We are five Christian Americans living in Ecuador. We eat Chinese stir fry, Italian pizzas, Southern pot roast, Spanish paella, Mexican burritos, Ecuadorian salsa de aji, Chilean empanadas, and Venezuelan arepas. We were born in Texas, Louisiana, North Carolina, Maryland, and Venezuela. We’ve celebrated birthdays in Texas, Louisiana, Maryland, Virginia, West Virginia, North Carolina, Israel, Gaza, Croatia, Czech Republic, Ecuador, Venezuela, and Tennessee, to name a few. We use American Sign Language and English at home. The kids use English and Spanish at school. We use Spanish and Ecuadorian Sign Language at church.
So I ask you, “Where is our identity?”
Does identity lie in our physical location today? Or is identity a part of where we have come from? Do we get to choose where we are from regardless of other factors?
I asked our kids last night, “Where are you from?” Preston, age 13, had the hardest time.
“Umm…I don’t know. North Carolina? I mean, that’s where I was born. I’ve lived in Venezuela and Ecuador, too, but I’m not from those places. Lived in Europe, too. I guess….umm. Why?”
Zachary, age 10, did a little better.
“I’m from Maryland. I was born there, but I’ve never lived there. I’d have to say…Ecuador? Yeah, Ecuador. I’m from here.”
Emily, age 7, was quite certain.
“Caracas, Venezuela. I’m not from the US. And I’m not from Ecuador. I just live here.”
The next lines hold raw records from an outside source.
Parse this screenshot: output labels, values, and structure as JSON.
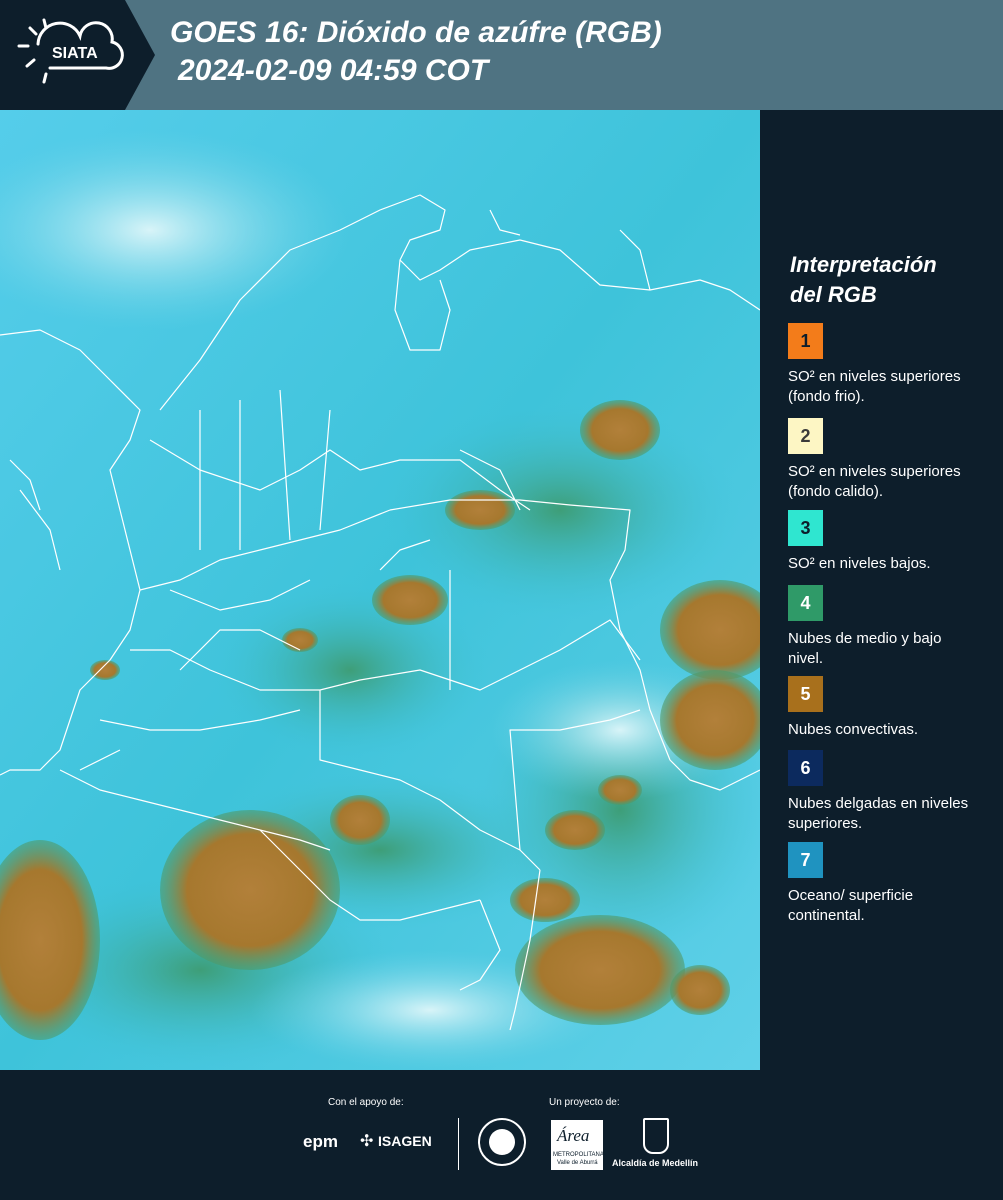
{
  "header": {
    "logo_text": "SIATA",
    "title_line1": "GOES 16: Dióxido de azúfre (RGB)",
    "title_line2": "2024-02-09 04:59 COT"
  },
  "legend": {
    "title_line1": "Interpretación",
    "title_line2": "del RGB",
    "items": [
      {
        "number": "1",
        "label": "SO² en niveles superiores (fondo frio).",
        "color": "#f37c1a"
      },
      {
        "number": "2",
        "label": "SO² en niveles superiores (fondo calido).",
        "color": "#fdf6c4"
      },
      {
        "number": "3",
        "label": "SO² en niveles bajos.",
        "color": "#2fe6d0"
      },
      {
        "number": "4",
        "label": "Nubes de medio y bajo nivel.",
        "color": "#2f9a68"
      },
      {
        "number": "5",
        "label": "Nubes convectivas.",
        "color": "#a8701c"
      },
      {
        "number": "6",
        "label": "Nubes delgadas en niveles superiores.",
        "color": "#0c2a5e"
      },
      {
        "number": "7",
        "label": "Oceano/ superficie continental.",
        "color": "#1f93c0"
      }
    ]
  },
  "footer": {
    "support_label": "Con el apoyo de:",
    "project_label": "Un proyecto de:",
    "sponsor1": "epm",
    "sponsor2": "ISAGEN",
    "partner1": "Área",
    "partner1_sub": "METROPOLITANA",
    "partner1_sub2": "Valle de Aburrá",
    "partner2": "Alcaldía de Medellín"
  }
}
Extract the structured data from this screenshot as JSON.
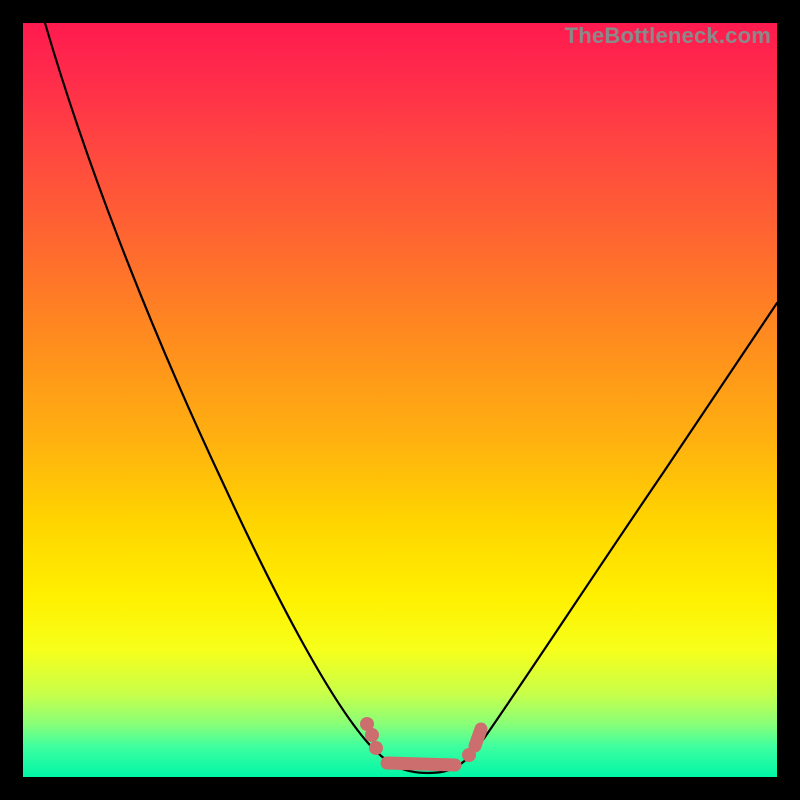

As you may have guessed, or already known, my wife and I are missionaries; our kid are missionary kids (MKs). Part of their struggle as MKs is one of identity. Everywhere you go in this world, people will ask about weather, sports, and where you are from. Part of my struggle is figuring out how to guide my children as they seek to answer that question for themselves. I cannot tell them who they are; they must formulate the answer to that question. I’ve tried to brace them for the assumptions they will face when they get to the US later this year.
“People will ask you,” I said, “how it feels to be home.”
The boys laughed, then sobered up when they realized I was serious. “But….who ever said the US was our home?” they asked. “We’ll just say that as soon as we get back to Ecuador we’ll let ‘em know.”
Yeah, that’s gonna go over really, really well with Grandma.
A different side of identity is theology. We are solidly Baptist in our beliefs and thoughts, and yet even within the international Baptist family there are differences. For example, I grew up believing certain things about the story of Lazarus and the rich man. Lazarus went to heaven in the story because God loved him in spite of his poverty; being poor is no barrier to heaven. Where we attend church here, though, Lazarus is believed to have gone to heaven not in spite of his poverty but because of it. Jesus, the thinking goes, always preferred the poor to the rich. The rich man went to hell not because of his lack of compassion or mercy, but because he was, in fact, rich.
Similarly, I learned as an American that we were blessed by God in material and spiritual ways. Our three-bedroom home was evidence of His provision. In our travels, though, we’ve seen that other Baptists view wealth as evidence of an apparent pursuit of mammon; only the poor can truly claim to serve one master.
Consider the notion of servants and deacons within the church. In our last country, women very often served in ways that Southern Baptists would traditionally leave to (male) deacons. Were they female deacons, or simply untitled church servants who happened to pass out the Lord’s Supper?
My question relates not to who is most correct. Instead, I am wondering who my children will grow up to be; their identities. Are they Caucasian Latinos, white on the outside but certainly not North American in the ways that matter? Will my daughter be frustrated in her attempts to serve in US churches, left out of things that the South American church does not interpret as being gender specific?* Will my sons have a view of money within the church that, being part Ecuadorian, part Venezuelan and part Southern Baptist, does not fit anywhere? What other views are going to creep up along the way?**
The easy answer would be to say, “We are neither American, Ecuadorian, or Venezuelan. We are neither Deaf nor hearing. We are simply children of God.” Sure, but from where?
*Author’s note: the South American churches in question hold to the idea of male pastors. The issue is not clear mandates, but local practices that we place on our understanding of the Scriptures.
**Author’s note: Stacy and I find ourselves being slowly altered, not quite fitting into our North American niches as well as we did previously. Does this change who we are as well? As for the kids, they are not SBC in their thinking, but their parents are SBC workers. I doubt they could tell me what SBC means.